◆ Exercise directions: Please report every line in the material below where the word "stats" is found.

◆ Extracted data:
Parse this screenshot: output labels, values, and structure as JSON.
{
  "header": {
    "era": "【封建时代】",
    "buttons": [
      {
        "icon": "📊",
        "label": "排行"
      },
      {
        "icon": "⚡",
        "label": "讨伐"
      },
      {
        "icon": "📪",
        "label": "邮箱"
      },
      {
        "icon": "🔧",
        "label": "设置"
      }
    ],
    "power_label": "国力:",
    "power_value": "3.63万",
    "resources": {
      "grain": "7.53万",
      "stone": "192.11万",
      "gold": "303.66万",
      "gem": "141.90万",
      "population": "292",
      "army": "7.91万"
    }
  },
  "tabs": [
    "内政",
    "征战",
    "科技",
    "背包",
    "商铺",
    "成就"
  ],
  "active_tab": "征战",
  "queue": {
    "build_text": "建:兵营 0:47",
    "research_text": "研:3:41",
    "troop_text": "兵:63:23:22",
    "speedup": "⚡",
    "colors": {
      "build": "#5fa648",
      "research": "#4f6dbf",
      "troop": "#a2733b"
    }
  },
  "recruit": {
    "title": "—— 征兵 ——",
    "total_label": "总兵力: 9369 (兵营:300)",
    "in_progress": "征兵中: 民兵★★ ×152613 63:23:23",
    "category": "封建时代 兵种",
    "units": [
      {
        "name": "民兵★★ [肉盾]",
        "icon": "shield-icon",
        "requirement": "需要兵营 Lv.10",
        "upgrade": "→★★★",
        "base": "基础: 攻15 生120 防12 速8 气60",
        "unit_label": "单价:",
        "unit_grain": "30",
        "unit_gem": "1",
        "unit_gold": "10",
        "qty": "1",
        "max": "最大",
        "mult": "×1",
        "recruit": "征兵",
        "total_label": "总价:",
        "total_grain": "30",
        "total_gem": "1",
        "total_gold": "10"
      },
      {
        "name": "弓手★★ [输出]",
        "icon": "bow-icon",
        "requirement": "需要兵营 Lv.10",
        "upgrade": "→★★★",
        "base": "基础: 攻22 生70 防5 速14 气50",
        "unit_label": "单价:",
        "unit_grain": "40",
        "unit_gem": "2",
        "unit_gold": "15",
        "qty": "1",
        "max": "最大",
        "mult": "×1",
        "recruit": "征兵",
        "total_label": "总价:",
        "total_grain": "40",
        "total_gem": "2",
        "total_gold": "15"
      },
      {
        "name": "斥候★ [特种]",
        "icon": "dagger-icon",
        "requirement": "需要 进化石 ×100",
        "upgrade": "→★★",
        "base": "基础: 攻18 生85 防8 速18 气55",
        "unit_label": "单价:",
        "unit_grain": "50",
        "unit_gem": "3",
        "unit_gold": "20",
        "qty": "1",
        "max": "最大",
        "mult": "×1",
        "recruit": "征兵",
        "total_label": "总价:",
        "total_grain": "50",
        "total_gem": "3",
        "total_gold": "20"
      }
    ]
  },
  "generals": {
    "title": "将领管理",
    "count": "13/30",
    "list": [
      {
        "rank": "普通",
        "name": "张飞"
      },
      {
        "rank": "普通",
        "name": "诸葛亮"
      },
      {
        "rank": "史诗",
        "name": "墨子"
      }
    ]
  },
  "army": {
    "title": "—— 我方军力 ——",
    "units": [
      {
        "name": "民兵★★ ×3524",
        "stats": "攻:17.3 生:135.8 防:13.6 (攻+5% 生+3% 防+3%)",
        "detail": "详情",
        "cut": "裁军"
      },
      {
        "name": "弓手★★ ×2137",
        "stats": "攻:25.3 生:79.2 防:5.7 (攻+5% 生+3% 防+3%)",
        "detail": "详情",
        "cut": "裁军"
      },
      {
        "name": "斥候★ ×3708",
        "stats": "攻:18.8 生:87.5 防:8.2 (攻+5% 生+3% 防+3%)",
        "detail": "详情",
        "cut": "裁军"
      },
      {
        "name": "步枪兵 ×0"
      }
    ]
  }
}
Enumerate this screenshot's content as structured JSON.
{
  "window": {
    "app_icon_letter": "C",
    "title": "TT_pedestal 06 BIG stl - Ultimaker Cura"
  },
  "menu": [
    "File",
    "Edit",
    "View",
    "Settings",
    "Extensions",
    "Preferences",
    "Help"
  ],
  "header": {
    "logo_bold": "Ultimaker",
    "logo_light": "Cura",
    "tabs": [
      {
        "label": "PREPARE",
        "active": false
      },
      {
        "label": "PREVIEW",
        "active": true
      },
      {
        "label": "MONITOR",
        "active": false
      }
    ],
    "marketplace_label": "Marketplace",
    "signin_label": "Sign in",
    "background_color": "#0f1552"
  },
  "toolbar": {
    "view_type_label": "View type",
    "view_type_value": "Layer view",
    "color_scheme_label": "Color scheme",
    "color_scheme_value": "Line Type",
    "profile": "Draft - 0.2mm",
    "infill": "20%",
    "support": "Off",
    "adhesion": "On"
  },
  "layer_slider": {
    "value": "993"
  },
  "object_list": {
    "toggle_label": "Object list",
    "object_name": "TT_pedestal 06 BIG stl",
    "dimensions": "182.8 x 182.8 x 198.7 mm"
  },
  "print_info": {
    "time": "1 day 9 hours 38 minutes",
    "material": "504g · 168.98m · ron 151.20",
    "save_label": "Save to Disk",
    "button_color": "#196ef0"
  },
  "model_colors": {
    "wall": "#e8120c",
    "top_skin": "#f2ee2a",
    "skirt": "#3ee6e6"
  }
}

◆ Reply to the exercise:
        "stats": "攻:17.3 生:135.8 防:13.6 (攻+5% 生+3% 防+3%)",
        "stats": "攻:25.3 生:79.2 防:5.7 (攻+5% 生+3% 防+3%)",
        "stats": "攻:18.8 生:87.5 防:8.2 (攻+5% 生+3% 防+3%)",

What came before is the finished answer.